> Task item: Collect all lines from the records below that include the word "حالة".

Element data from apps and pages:
+++

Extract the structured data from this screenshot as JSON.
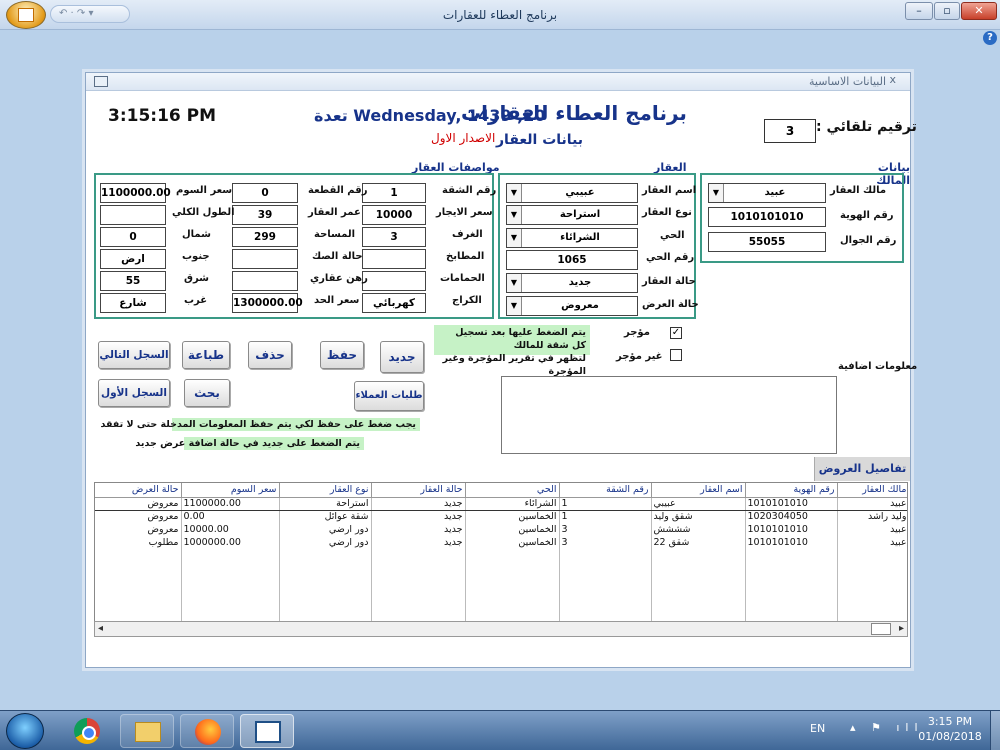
{
  "window": {
    "title": "برنامج العطاء للعقارات"
  },
  "form": {
    "title": "البيانات الاساسية",
    "header": {
      "main_title": "برنامج العطاء للعقارات",
      "date": "Wednesday, 1439 ,20 تعدة",
      "time": "3:15:16 PM",
      "subtitle": "بيانات العقار",
      "version": "الاصدار الاول",
      "seq_label": "ترقيم تلقائي :",
      "seq_value": "3"
    },
    "owner": {
      "section_title": "بيانات المالك",
      "owner_label": "مالك العقار",
      "owner_value": "عبيد",
      "id_label": "رقم الهوية",
      "id_value": "1010101010",
      "mobile_label": "رقم الجوال",
      "mobile_value": "55055"
    },
    "property": {
      "section_title": "العقار",
      "name_label": "اسم العقار",
      "name_value": "عبيبي",
      "type_label": "نوع العقار",
      "type_value": "استراحة",
      "district_label": "الحي",
      "district_value": "الشرائاء",
      "district_no_label": "رقم الحي",
      "district_no_value": "1065",
      "status_label": "حالة العقار",
      "status_value": "جديد",
      "offer_status_label": "حالة العرض",
      "offer_status_value": "معروض"
    },
    "specs": {
      "section_title": "مواصفات العقار",
      "col1": [
        {
          "label": "رقم الشقة",
          "value": "1"
        },
        {
          "label": "سعر الايجار",
          "value": "10000"
        },
        {
          "label": "الغرف",
          "value": "3"
        },
        {
          "label": "المطابخ",
          "value": ""
        },
        {
          "label": "الحمامات",
          "value": ""
        },
        {
          "label": "الكراج",
          "value": "كهربائي"
        }
      ],
      "col2": [
        {
          "label": "رقم القطعة",
          "value": "0"
        },
        {
          "label": "عمر العقار",
          "value": "39"
        },
        {
          "label": "المساحة",
          "value": "299"
        },
        {
          "label": "حالة الصك",
          "value": ""
        },
        {
          "label": "رهن عقاري",
          "value": ""
        },
        {
          "label": "سعر الحد",
          "value": "1300000.00"
        }
      ],
      "col3": [
        {
          "label": "سعر السوم",
          "value": "1100000.00"
        },
        {
          "label": "الطول الكلي",
          "value": ""
        },
        {
          "label": "شمال",
          "value": "0"
        },
        {
          "label": "جنوب",
          "value": "ارض"
        },
        {
          "label": "شرق",
          "value": "55"
        },
        {
          "label": "غرب",
          "value": "شارع"
        }
      ]
    },
    "rented": {
      "note": "يتم الضغط عليها بعد تسجيل كل شقة للمالك\nلتظهر في تقرير المؤجرة وغير المؤجرة",
      "rented_label": "مؤجر",
      "rented_checked": true,
      "not_rented_label": "غير مؤجر",
      "not_rented_checked": false
    },
    "extra_info_label": "معلومات اضافية",
    "buttons": {
      "new": "جديد",
      "save": "حفظ",
      "delete": "حذف",
      "print": "طباعة",
      "next": "السجل التالي",
      "first": "السجل الأول",
      "search": "بحث",
      "clients": "طلبات العملاء"
    },
    "notes": {
      "save_note": "يجب ضغط على حفظ لكي يتم حفظ المعلومات المدخلة حتى لا تفقد",
      "new_note": "يتم الضغط على جديد في حالة اضافة عرض جديد"
    },
    "offers": {
      "title": "تفاصيل العروض",
      "columns": [
        "مالك العقار",
        "رقم الهوية",
        "اسم العقار",
        "رقم الشقة",
        "الحي",
        "حالة العقار",
        "نوع العقار",
        "سعر السوم",
        "حالة العرض"
      ],
      "rows": [
        [
          "عبيد",
          "1010101010",
          "عبيبي",
          "1",
          "الشرائاء",
          "جديد",
          "استراحة",
          "1100000.00",
          "معروض"
        ],
        [
          "وليد راشد",
          "1020304050",
          "شقق وليد",
          "1",
          "الخماسين",
          "جديد",
          "شقة عوائل",
          "0.00",
          "معروض"
        ],
        [
          "عبيد",
          "1010101010",
          "شششش",
          "3",
          "الخماسين",
          "جديد",
          "دور ارضي",
          "10000.00",
          "معروض"
        ],
        [
          "عبيد",
          "1010101010",
          "شقق 22",
          "3",
          "الخماسين",
          "جديد",
          "دور ارضي",
          "1000000.00",
          "مطلوب"
        ]
      ]
    }
  },
  "taskbar": {
    "lang": "EN",
    "time": "3:15 PM",
    "date": "01/08/2018"
  },
  "colors": {
    "accent": "#17338a",
    "group_border": "#3a9a86",
    "note_bg": "#c6f2c6",
    "version": "#d00000"
  },
  "icons": [
    "office-orb-icon",
    "help-icon",
    "form-icon",
    "start-orb-icon",
    "chrome-icon",
    "folder-icon",
    "firefox-icon",
    "access-icon",
    "checkbox-icon",
    "dropdown-arrow-icon"
  ]
}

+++

> Worked solution:
      "status_label": "حالة العقار",
      "offer_status_label": "حالة العرض",
          "label": "حالة الصك",
      "new_note": "يتم الضغط على جديد في حالة اضافة عرض جديد"
        "حالة العقار",
        "حالة العرض"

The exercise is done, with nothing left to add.